WNBA team news:

As the Wings look for their first win, they understand that growing pains are part of the process.

WNBA player news:

Elena Delle Donne: you gotta be you.

Chelsea Gray is putting it all together.

Jonquel Jones stars for the Sun.

Sami Whitcomb isn’t ready to slow down.

Napheesa Collier is adjusting well to the WNBA.

Jessica Shepard’s injury means more work for Collier.

College coach news:

The NBA’s Cleveland Cavaliers have hired Cal coach Lindsay Gottlieb as an assistant coach.

Crystal Kelly returns to Tennessee Tech as an assistant coach.

Georgia State’s new assistant coach is Sherill Baker.

————

The content for this post was sourced from www.http://WomensHoopsWorld.com

View the Original Article

Statement wins

Statement wins

Today’s results:

The Connecticut Sun made a statement with an 83-75 win over the Mystics.

Natasha Howard’s career-high 26 points propelled the Storm past the Fever, 84-82.

Diamond DeShields and Courtney Vandersloot led the Sky over the Mercury, 82-75.

Tomorrow’s game:

Lynx at Liberty

WNBA team news:

Connecticut is enjoying the full strength advantage.

The Lynx are adjusting to life without Jessica Shepard.

The league’s power rankings.

The AP’s power poll is much different.

WNBA coach news:

Jennifer Gillom’s return to the Mercury as a player development coach.

WNBA player news:

Opportunity abounds for Mercedes Russell with the short-handed Storm.

Sky guard Courtney Vandersloot continues to climb the all-time assists list.

Chicago rookie Katie Lou Samuelson is out indefinitely with a hand injury.

Sparks guard Chelsea Gray and new coach Derek Fisher are familiar with taking and making clutch shots.

WNBA coach news:

Bill Laimbeer is looking for more consistency from his Aces.

College news:

The Oregon Sports Authority is pushing for a Final Four there next decade.
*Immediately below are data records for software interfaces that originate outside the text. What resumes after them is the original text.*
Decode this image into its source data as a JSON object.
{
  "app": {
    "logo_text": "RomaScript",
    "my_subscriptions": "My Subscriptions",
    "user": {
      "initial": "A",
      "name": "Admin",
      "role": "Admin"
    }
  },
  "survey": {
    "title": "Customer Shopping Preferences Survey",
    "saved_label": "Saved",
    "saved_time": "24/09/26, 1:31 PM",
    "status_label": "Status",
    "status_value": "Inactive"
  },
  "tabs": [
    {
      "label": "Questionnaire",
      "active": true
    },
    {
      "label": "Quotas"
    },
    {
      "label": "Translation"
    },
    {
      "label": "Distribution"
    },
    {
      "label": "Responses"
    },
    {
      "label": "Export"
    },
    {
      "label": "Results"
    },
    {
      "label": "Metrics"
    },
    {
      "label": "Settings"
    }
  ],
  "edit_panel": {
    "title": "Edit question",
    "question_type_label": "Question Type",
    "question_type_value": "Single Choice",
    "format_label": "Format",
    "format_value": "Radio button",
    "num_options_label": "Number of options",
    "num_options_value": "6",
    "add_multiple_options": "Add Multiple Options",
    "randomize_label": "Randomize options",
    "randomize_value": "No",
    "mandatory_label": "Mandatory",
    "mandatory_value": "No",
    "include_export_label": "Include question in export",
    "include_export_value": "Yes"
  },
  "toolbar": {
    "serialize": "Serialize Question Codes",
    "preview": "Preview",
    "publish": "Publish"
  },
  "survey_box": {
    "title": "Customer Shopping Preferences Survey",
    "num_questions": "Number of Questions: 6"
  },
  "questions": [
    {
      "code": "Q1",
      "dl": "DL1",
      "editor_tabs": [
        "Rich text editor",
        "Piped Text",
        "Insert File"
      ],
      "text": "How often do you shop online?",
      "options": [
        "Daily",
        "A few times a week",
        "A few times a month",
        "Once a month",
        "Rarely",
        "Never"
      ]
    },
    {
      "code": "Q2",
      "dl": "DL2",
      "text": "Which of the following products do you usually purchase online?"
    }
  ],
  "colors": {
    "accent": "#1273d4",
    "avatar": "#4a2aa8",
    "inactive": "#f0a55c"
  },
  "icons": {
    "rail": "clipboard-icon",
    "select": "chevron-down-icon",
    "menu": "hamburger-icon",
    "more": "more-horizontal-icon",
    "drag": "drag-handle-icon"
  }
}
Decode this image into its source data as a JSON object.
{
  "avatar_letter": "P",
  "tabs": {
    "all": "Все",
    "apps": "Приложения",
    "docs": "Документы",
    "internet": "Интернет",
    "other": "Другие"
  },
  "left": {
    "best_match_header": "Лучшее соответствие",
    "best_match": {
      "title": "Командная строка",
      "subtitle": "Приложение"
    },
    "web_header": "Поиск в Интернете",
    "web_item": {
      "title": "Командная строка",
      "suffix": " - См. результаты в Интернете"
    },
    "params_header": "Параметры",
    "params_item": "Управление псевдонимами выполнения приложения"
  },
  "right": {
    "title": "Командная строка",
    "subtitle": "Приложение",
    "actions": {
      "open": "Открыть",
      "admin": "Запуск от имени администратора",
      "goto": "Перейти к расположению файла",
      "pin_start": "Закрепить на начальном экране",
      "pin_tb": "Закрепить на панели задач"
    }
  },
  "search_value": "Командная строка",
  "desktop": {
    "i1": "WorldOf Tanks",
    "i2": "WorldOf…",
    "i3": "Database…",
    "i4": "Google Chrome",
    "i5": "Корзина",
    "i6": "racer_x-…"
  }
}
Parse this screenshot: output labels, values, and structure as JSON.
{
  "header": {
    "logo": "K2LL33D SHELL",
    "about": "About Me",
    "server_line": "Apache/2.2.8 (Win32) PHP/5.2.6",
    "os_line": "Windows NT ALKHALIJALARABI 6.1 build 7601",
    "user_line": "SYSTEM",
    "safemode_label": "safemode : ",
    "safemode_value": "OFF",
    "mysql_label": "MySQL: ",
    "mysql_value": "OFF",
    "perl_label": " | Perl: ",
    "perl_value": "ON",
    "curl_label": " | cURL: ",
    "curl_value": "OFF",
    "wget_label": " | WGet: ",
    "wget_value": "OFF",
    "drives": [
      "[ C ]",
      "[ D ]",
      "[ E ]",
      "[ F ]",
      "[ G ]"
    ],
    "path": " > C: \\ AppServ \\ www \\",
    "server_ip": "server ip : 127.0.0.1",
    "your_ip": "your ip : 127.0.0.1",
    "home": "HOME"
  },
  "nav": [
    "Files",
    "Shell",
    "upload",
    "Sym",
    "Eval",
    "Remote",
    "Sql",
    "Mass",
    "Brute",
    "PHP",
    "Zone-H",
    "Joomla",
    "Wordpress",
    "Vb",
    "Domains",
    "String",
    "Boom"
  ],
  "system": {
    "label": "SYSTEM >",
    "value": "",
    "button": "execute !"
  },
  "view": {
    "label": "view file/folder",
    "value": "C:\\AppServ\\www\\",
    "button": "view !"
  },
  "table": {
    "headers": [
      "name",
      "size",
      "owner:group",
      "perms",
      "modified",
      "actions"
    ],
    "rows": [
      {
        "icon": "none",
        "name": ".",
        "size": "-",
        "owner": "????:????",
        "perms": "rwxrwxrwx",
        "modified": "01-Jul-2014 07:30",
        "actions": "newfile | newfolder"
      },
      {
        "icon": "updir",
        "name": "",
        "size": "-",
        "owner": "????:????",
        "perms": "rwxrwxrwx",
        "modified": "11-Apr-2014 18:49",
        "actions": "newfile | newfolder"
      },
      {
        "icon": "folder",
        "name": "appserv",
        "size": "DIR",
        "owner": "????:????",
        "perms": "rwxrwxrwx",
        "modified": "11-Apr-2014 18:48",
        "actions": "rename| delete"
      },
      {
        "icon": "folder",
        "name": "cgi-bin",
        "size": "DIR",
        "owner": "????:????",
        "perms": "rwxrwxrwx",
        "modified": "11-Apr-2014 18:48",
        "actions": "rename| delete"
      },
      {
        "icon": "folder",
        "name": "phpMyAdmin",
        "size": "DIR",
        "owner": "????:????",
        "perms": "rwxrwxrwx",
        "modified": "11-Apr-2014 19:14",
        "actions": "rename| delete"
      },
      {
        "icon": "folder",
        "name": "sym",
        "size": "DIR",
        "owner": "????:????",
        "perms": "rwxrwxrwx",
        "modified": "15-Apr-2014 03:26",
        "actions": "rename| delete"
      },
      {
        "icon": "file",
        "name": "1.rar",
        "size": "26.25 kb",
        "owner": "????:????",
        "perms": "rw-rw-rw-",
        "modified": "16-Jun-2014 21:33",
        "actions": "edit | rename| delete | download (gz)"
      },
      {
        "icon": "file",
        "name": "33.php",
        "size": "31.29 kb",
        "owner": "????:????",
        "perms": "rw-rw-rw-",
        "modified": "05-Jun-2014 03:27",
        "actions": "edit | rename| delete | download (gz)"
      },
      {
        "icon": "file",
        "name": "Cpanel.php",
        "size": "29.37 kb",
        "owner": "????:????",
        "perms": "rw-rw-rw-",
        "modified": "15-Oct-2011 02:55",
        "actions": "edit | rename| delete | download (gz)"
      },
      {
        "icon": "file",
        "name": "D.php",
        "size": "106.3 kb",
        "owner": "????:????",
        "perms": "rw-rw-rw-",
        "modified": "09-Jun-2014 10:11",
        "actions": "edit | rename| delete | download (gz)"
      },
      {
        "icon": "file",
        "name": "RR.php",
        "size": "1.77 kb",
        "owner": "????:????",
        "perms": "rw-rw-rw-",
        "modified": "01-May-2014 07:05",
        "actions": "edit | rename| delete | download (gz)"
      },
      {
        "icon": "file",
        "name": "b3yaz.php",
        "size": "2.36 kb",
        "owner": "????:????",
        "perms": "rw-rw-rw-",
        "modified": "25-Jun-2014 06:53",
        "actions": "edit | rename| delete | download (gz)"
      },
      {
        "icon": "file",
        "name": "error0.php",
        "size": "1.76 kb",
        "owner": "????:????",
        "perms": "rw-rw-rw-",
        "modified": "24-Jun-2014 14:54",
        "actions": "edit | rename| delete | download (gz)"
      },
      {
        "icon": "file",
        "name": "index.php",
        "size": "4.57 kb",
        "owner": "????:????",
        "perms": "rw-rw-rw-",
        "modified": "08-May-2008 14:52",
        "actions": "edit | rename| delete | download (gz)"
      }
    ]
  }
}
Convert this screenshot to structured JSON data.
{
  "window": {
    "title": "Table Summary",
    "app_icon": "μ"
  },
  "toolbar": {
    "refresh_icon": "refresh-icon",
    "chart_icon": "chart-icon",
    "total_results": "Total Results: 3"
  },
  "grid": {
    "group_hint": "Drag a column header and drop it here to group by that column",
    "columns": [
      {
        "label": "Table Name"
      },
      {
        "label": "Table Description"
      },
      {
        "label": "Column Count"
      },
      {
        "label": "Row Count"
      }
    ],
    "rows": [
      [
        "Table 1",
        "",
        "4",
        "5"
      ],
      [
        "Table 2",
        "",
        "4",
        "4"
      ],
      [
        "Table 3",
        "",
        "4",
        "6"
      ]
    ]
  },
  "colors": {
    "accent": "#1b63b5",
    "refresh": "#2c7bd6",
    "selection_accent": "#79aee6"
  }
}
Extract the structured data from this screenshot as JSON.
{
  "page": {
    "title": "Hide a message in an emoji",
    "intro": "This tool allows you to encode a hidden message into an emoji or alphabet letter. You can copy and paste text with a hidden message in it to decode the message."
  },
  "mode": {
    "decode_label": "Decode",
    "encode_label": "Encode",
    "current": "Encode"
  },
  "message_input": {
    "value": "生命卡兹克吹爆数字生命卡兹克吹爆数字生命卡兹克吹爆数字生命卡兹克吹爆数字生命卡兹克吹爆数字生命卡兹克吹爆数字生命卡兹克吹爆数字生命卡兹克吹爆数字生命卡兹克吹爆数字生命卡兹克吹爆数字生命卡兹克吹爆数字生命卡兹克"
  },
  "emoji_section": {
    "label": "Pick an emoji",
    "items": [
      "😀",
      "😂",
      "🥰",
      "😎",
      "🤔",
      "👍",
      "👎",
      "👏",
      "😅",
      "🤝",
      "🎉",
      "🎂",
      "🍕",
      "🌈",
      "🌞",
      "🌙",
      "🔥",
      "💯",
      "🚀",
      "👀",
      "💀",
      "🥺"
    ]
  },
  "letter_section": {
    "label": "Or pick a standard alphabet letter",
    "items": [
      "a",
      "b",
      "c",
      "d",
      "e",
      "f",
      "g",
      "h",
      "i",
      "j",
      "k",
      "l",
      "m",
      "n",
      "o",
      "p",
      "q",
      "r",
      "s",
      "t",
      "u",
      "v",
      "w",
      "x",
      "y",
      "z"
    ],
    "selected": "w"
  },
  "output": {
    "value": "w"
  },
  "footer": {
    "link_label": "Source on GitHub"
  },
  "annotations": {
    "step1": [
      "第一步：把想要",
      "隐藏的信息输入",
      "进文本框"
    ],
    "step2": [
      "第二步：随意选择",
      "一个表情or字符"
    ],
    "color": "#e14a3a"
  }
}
College player news:

Suddenly a veteran, Maddie Wise is preparing for a larger role at Iowa State.

Megan Gustafson chronicles her pro basketball journey.

She and her TBT team have a tough road to 2 million.

Big 12 commissioner Bob Bowlsby thinks all transfers should sit one year.

College coach news:

Life is slowing down for Kellie Harper at Tennessee after a quick start.

She attempted Pat Summitt’s legendary stare.

Coquese Washington is invigorated at the chance to help revive the Sooner program.

Chelsea Lyles has been elevated to associate head coach at FGCU.

Monica Wright is eager to learn from Tina Thompson as her assistant coach at Virginia.

Youngstown State’s new assistant coach is Autumn Rademacher.

Ashley Robinson has rejoined Penn as an assistant coach.

————

The content for this post was sourced from www.http://WomensHoopsWorld.com

View the Original Article

The season remains unpredictable

The season remains unpredictable

————

The content for this post was sourced from www.http://WomensHoopsWorld.com

View the Original Article

Sparks edge Lynx as big game day on tap

Sparks edge Lynx as big game day on tap

Today’s result:

The Sparks slipped past the Lynx, 89-85.

Lynx rookie Jessica Shepard sustained a knee injury during the game.

Tomorrow’s game schedule:

Sun at Dream

Aces at Liberty

Wings at Mystics

Mercury at Fever

Storm at Sky

WNBA player news:

Tattoo tales from Sky players.

Podcast with Chicago’s Stefanie Dolson.

High-scoring forward Alysha Clark has turned into a defensive stopper for the Storm.

Yvonne Turner is happy for her Eurobasket opportunity, but the Mercury come first.

Tamera Young’s girlfriend Mimi Faust, with her daughter, supported her during the Aces recent game in Atlanta.

A’ja Wilson is trying to grow into more of a leader in her second year in the WNBA.

Phoenix rookie Sophie Cunningham explains her short shorts.

Spotlight on Minnesota rookie Napheesa Collier.

Lindsay Whalen saw her jersey retired today.

Temeka Johnson will coach high school basketball.

WNBA coach news:

Pillow talk means basketball talk for new Sky coach James Wade and his wife.

WNBA commissioner news:

Q&A with incoming commissioner Cathy Engelbert.

WBHOF:

Seven were inducted into the Women’s Basketball Hall of Fame today.

How conversation with Pat Summitt sparked Joan Cronan’s return to Tennessee.

College player news:

Sarah Bates will transfer from Kansas State.

————

The content for this post was sourced from www.http://WomensHoopsWorld.com

View the Original Article